[Component data from apps and pages]
◇ ◇ ◇ ◇
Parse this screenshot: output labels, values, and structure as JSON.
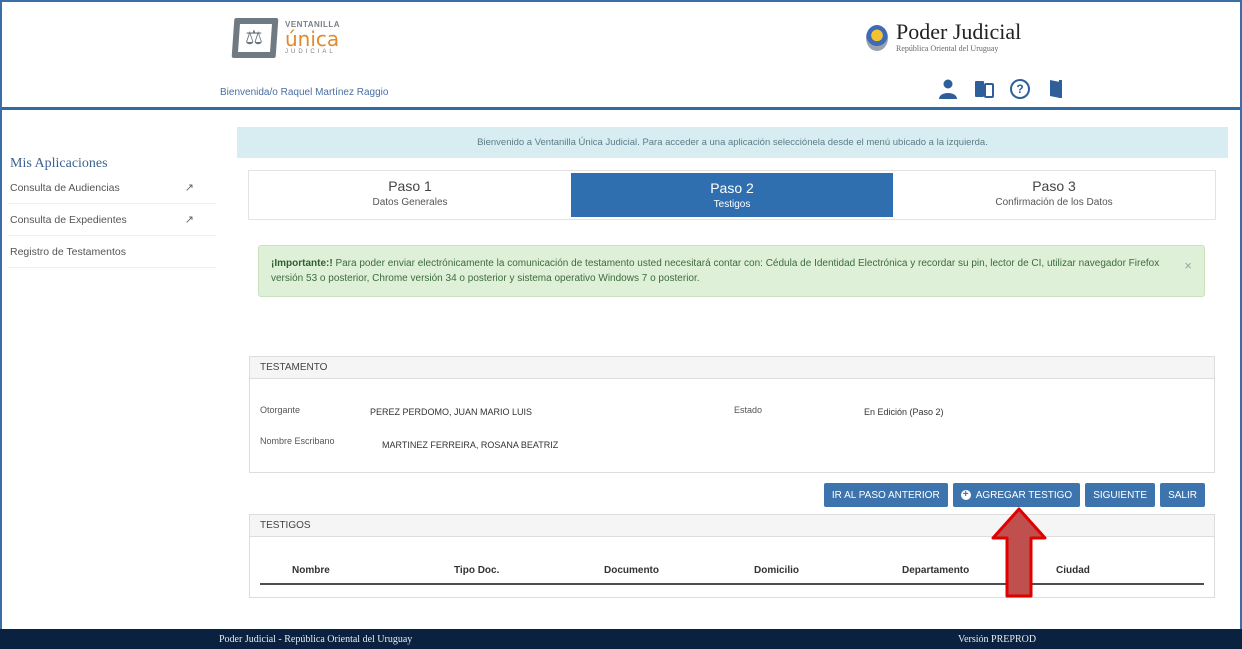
{
  "header": {
    "logo": {
      "top": "VENTANILLA",
      "main": "única",
      "bottom": "JUDICIAL"
    },
    "welcome_text": "Bienvenida/o Raquel Martínez Raggio",
    "brand_title": "Poder Judicial",
    "brand_subtitle": "República Oriental del Uruguay",
    "icons": [
      "user-icon",
      "switch-icon",
      "help-icon",
      "exit-icon"
    ],
    "help_glyph": "?"
  },
  "sidebar": {
    "title": "Mis Aplicaciones",
    "items": [
      {
        "label": "Consulta de Audiencias",
        "external": true
      },
      {
        "label": "Consulta de Expedientes",
        "external": true
      },
      {
        "label": "Registro de Testamentos",
        "external": false
      }
    ]
  },
  "info_bar": "Bienvenido a Ventanilla Única Judicial. Para acceder a una aplicación selecciónela desde el menú ubicado a la izquierda.",
  "steps": [
    {
      "title": "Paso 1",
      "subtitle": "Datos Generales",
      "active": false
    },
    {
      "title": "Paso 2",
      "subtitle": "Testigos",
      "active": true
    },
    {
      "title": "Paso 3",
      "subtitle": "Confirmación de los Datos",
      "active": false
    }
  ],
  "alert": {
    "strong": "¡Importante:!",
    "text": " Para poder enviar electrónicamente la comunicación de testamento usted necesitará contar con: Cédula de Identidad Electrónica y recordar su pin, lector de CI, utilizar navegador Firefox versión 53 o posterior, Chrome versión 34 o posterior y sistema operativo Windows 7 o posterior.",
    "close": "×"
  },
  "testamento": {
    "heading": "TESTAMENTO",
    "otorgante_label": "Otorgante",
    "otorgante_value": "PEREZ PERDOMO, JUAN MARIO LUIS",
    "estado_label": "Estado",
    "estado_value": "En Edición (Paso 2)",
    "escribano_label": "Nombre Escribano",
    "escribano_value": "MARTINEZ FERREIRA, ROSANA BEATRIZ"
  },
  "actions": {
    "prev": "IR AL PASO ANTERIOR",
    "add": "AGREGAR TESTIGO",
    "next": "SIGUIENTE",
    "exit": "SALIR",
    "add_glyph": "+"
  },
  "testigos": {
    "heading": "TESTIGOS",
    "columns": [
      "Nombre",
      "Tipo Doc.",
      "Documento",
      "Domicilio",
      "Departamento",
      "Ciudad"
    ]
  },
  "footer": {
    "left": "Poder Judicial - República Oriental del Uruguay",
    "right": "Versión PREPROD"
  },
  "colors": {
    "primary": "#2f6fb0",
    "footer": "#0b2140",
    "alert_bg": "#dff0d8",
    "info_bg": "#d8edf2",
    "arrow": "#c0504d"
  }
}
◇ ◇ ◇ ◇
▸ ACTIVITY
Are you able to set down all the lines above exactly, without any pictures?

▸ WRITTEN REPLY
Parse this screenshot: output labels, values, and structure as JSON.
{
  "header": {
    "logo": {
      "top": "VENTANILLA",
      "main": "única",
      "bottom": "JUDICIAL"
    },
    "welcome_text": "Bienvenida/o Raquel Martínez Raggio",
    "brand_title": "Poder Judicial",
    "brand_subtitle": "República Oriental del Uruguay",
    "icons": [
      "user-icon",
      "switch-icon",
      "help-icon",
      "exit-icon"
    ],
    "help_glyph": "?"
  },
  "sidebar": {
    "title": "Mis Aplicaciones",
    "items": [
      {
        "label": "Consulta de Audiencias",
        "external": true
      },
      {
        "label": "Consulta de Expedientes",
        "external": true
      },
      {
        "label": "Registro de Testamentos",
        "external": false
      }
    ]
  },
  "info_bar": "Bienvenido a Ventanilla Única Judicial. Para acceder a una aplicación selecciónela desde el menú ubicado a la izquierda.",
  "steps": [
    {
      "title": "Paso 1",
      "subtitle": "Datos Generales",
      "active": false
    },
    {
      "title": "Paso 2",
      "subtitle": "Testigos",
      "active": true
    },
    {
      "title": "Paso 3",
      "subtitle": "Confirmación de los Datos",
      "active": false
    }
  ],
  "alert": {
    "strong": "¡Importante:!",
    "text": " Para poder enviar electrónicamente la comunicación de testamento usted necesitará contar con: Cédula de Identidad Electrónica y recordar su pin, lector de CI, utilizar navegador Firefox versión 53 o posterior, Chrome versión 34 o posterior y sistema operativo Windows 7 o posterior.",
    "close": "×"
  },
  "testamento": {
    "heading": "TESTAMENTO",
    "otorgante_label": "Otorgante",
    "otorgante_value": "PEREZ PERDOMO, JUAN MARIO LUIS",
    "estado_label": "Estado",
    "estado_value": "En Edición (Paso 2)",
    "escribano_label": "Nombre Escribano",
    "escribano_value": "MARTINEZ FERREIRA, ROSANA BEATRIZ"
  },
  "actions": {
    "prev": "IR AL PASO ANTERIOR",
    "add": "AGREGAR TESTIGO",
    "next": "SIGUIENTE",
    "exit": "SALIR",
    "add_glyph": "+"
  },
  "testigos": {
    "heading": "TESTIGOS",
    "columns": [
      "Nombre",
      "Tipo Doc.",
      "Documento",
      "Domicilio",
      "Departamento",
      "Ciudad"
    ]
  },
  "footer": {
    "left": "Poder Judicial - República Oriental del Uruguay",
    "right": "Versión PREPROD"
  },
  "colors": {
    "primary": "#2f6fb0",
    "footer": "#0b2140",
    "alert_bg": "#dff0d8",
    "info_bg": "#d8edf2",
    "arrow": "#c0504d"
  }
}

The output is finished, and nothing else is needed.